* **Stored data entries**
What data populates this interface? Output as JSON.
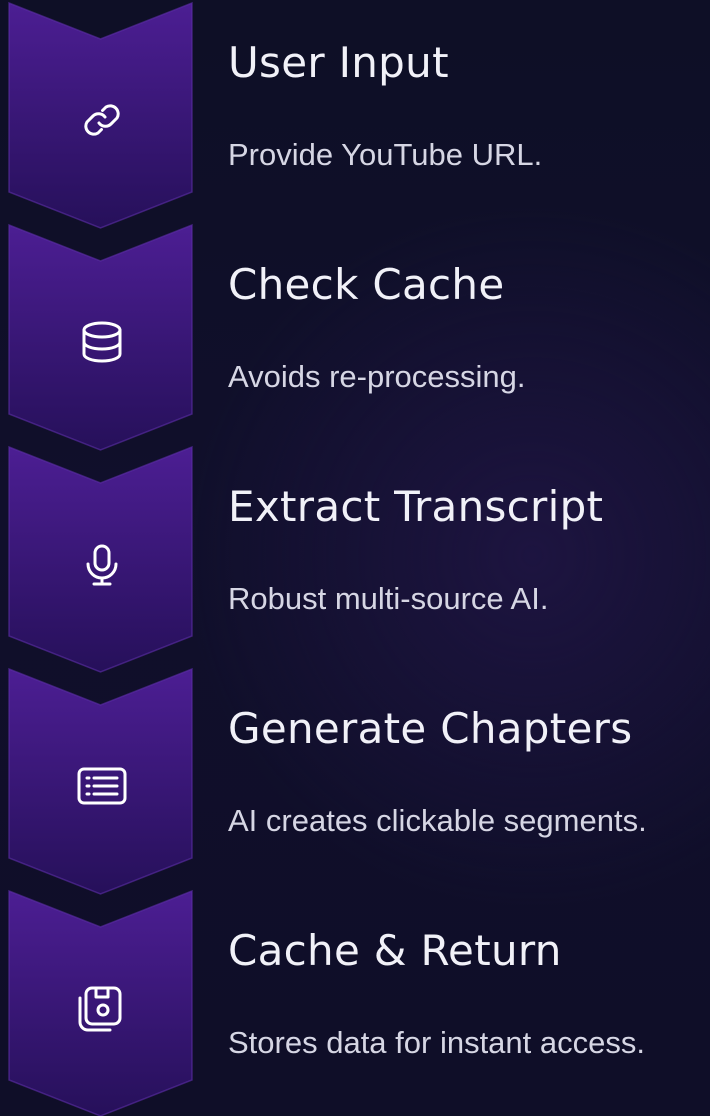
{
  "colors": {
    "chevron_top": "#4a1d8f",
    "chevron_bottom": "#2a1161",
    "chevron_edge": "#5e2fa8",
    "icon": "#ffffff",
    "title": "#f1f1f8",
    "description": "#d6d6e4"
  },
  "steps": [
    {
      "icon": "link-icon",
      "title": "User Input",
      "description": "Provide YouTube URL."
    },
    {
      "icon": "database-icon",
      "title": "Check Cache",
      "description": "Avoids re-processing."
    },
    {
      "icon": "microphone-icon",
      "title": "Extract Transcript",
      "description": "Robust multi-source AI."
    },
    {
      "icon": "list-icon",
      "title": "Generate Chapters",
      "description": "AI creates clickable segments."
    },
    {
      "icon": "save-icon",
      "title": "Cache & Return",
      "description": "Stores data for instant access."
    }
  ]
}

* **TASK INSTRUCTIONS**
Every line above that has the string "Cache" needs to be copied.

* **SOLUTION FOR THIS TASK**
      "title": "Check Cache",
      "title": "Cache & Return",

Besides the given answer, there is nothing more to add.